Most are familiar with Hurricane Andrew, which slammed into the Florida coast in 1992. Andrew is the costliest hurricane on record. CBS News reported on this in Sept 2004.

“John Gurney of the National Weather Service says, “Hurricane Andrew dwarfs all other storms we’ve had: $26 billion in damage by Hurricane Andrew, parts of Florida were devastated by that storm.”

At $7 billion – about a quarter of the cost of Andrew, Hugo was the second most expensive storm in history. But when everything is totaled, last month’s Hurricane Charley will probably bump Hugo out of the No.2 position.

A hurricane’s devastation isn’t always measured in dollars. The costliest hurricane in lives happened in the year 1900 in Galveston, Texas. At least 8,000 people died.

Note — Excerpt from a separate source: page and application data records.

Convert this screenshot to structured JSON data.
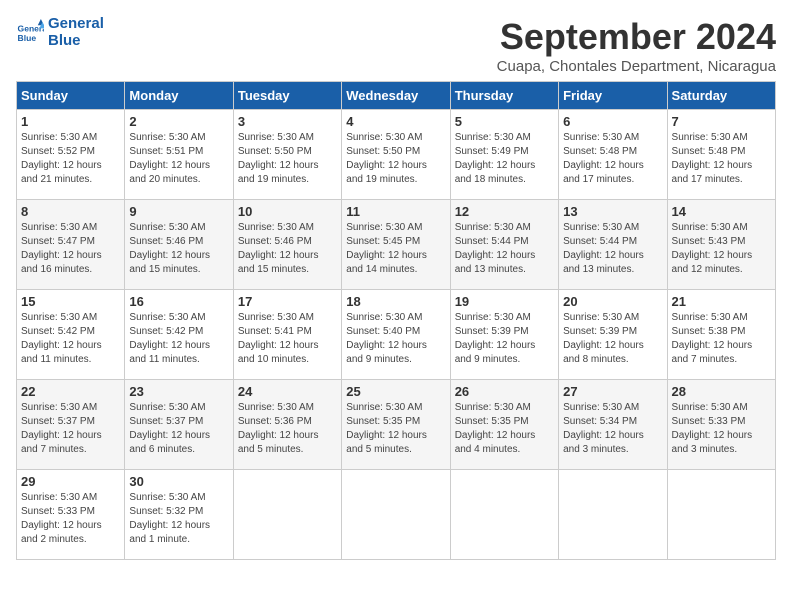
{
  "logo": {
    "line1": "General",
    "line2": "Blue"
  },
  "title": "September 2024",
  "subtitle": "Cuapa, Chontales Department, Nicaragua",
  "weekdays": [
    "Sunday",
    "Monday",
    "Tuesday",
    "Wednesday",
    "Thursday",
    "Friday",
    "Saturday"
  ],
  "weeks": [
    [
      {
        "day": "1",
        "sunrise": "5:30 AM",
        "sunset": "5:52 PM",
        "daylight": "12 hours and 21 minutes."
      },
      {
        "day": "2",
        "sunrise": "5:30 AM",
        "sunset": "5:51 PM",
        "daylight": "12 hours and 20 minutes."
      },
      {
        "day": "3",
        "sunrise": "5:30 AM",
        "sunset": "5:50 PM",
        "daylight": "12 hours and 19 minutes."
      },
      {
        "day": "4",
        "sunrise": "5:30 AM",
        "sunset": "5:50 PM",
        "daylight": "12 hours and 19 minutes."
      },
      {
        "day": "5",
        "sunrise": "5:30 AM",
        "sunset": "5:49 PM",
        "daylight": "12 hours and 18 minutes."
      },
      {
        "day": "6",
        "sunrise": "5:30 AM",
        "sunset": "5:48 PM",
        "daylight": "12 hours and 17 minutes."
      },
      {
        "day": "7",
        "sunrise": "5:30 AM",
        "sunset": "5:48 PM",
        "daylight": "12 hours and 17 minutes."
      }
    ],
    [
      {
        "day": "8",
        "sunrise": "5:30 AM",
        "sunset": "5:47 PM",
        "daylight": "12 hours and 16 minutes."
      },
      {
        "day": "9",
        "sunrise": "5:30 AM",
        "sunset": "5:46 PM",
        "daylight": "12 hours and 15 minutes."
      },
      {
        "day": "10",
        "sunrise": "5:30 AM",
        "sunset": "5:46 PM",
        "daylight": "12 hours and 15 minutes."
      },
      {
        "day": "11",
        "sunrise": "5:30 AM",
        "sunset": "5:45 PM",
        "daylight": "12 hours and 14 minutes."
      },
      {
        "day": "12",
        "sunrise": "5:30 AM",
        "sunset": "5:44 PM",
        "daylight": "12 hours and 13 minutes."
      },
      {
        "day": "13",
        "sunrise": "5:30 AM",
        "sunset": "5:44 PM",
        "daylight": "12 hours and 13 minutes."
      },
      {
        "day": "14",
        "sunrise": "5:30 AM",
        "sunset": "5:43 PM",
        "daylight": "12 hours and 12 minutes."
      }
    ],
    [
      {
        "day": "15",
        "sunrise": "5:30 AM",
        "sunset": "5:42 PM",
        "daylight": "12 hours and 11 minutes."
      },
      {
        "day": "16",
        "sunrise": "5:30 AM",
        "sunset": "5:42 PM",
        "daylight": "12 hours and 11 minutes."
      },
      {
        "day": "17",
        "sunrise": "5:30 AM",
        "sunset": "5:41 PM",
        "daylight": "12 hours and 10 minutes."
      },
      {
        "day": "18",
        "sunrise": "5:30 AM",
        "sunset": "5:40 PM",
        "daylight": "12 hours and 9 minutes."
      },
      {
        "day": "19",
        "sunrise": "5:30 AM",
        "sunset": "5:39 PM",
        "daylight": "12 hours and 9 minutes."
      },
      {
        "day": "20",
        "sunrise": "5:30 AM",
        "sunset": "5:39 PM",
        "daylight": "12 hours and 8 minutes."
      },
      {
        "day": "21",
        "sunrise": "5:30 AM",
        "sunset": "5:38 PM",
        "daylight": "12 hours and 7 minutes."
      }
    ],
    [
      {
        "day": "22",
        "sunrise": "5:30 AM",
        "sunset": "5:37 PM",
        "daylight": "12 hours and 7 minutes."
      },
      {
        "day": "23",
        "sunrise": "5:30 AM",
        "sunset": "5:37 PM",
        "daylight": "12 hours and 6 minutes."
      },
      {
        "day": "24",
        "sunrise": "5:30 AM",
        "sunset": "5:36 PM",
        "daylight": "12 hours and 5 minutes."
      },
      {
        "day": "25",
        "sunrise": "5:30 AM",
        "sunset": "5:35 PM",
        "daylight": "12 hours and 5 minutes."
      },
      {
        "day": "26",
        "sunrise": "5:30 AM",
        "sunset": "5:35 PM",
        "daylight": "12 hours and 4 minutes."
      },
      {
        "day": "27",
        "sunrise": "5:30 AM",
        "sunset": "5:34 PM",
        "daylight": "12 hours and 3 minutes."
      },
      {
        "day": "28",
        "sunrise": "5:30 AM",
        "sunset": "5:33 PM",
        "daylight": "12 hours and 3 minutes."
      }
    ],
    [
      {
        "day": "29",
        "sunrise": "5:30 AM",
        "sunset": "5:33 PM",
        "daylight": "12 hours and 2 minutes."
      },
      {
        "day": "30",
        "sunrise": "5:30 AM",
        "sunset": "5:32 PM",
        "daylight": "12 hours and 1 minute."
      },
      null,
      null,
      null,
      null,
      null
    ]
  ]
}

Weather 2000 meteorologist Jeffrey Schultz says, “Before the day of computers before the day of satellites, hurricanes were able to gather up a lot of strength and almost come out of nowhere and without any warning, bringing along a storm surge, high winds and heavy rains and actually killed a lot of people.”

The storm surge was responsible for the majority of those deaths, which is true of most hurricanes.

Gurney notes, “Historically, nine out of 10 fatalities have been related to storm surge. Storm surge is basically the rising of the water due to the hurricane’s central pressure and also the winds pushing the water on shore.”

High winds aren’t as deadly as you might think. For example, 1969’s Camille packed winds at a whopping 190 miles per hour. It was one of only three Category 5 hurricanes to hit the U.S. this century. Yet neither Camille nor Andrew rank in the top 10 for deadliest storms on file.”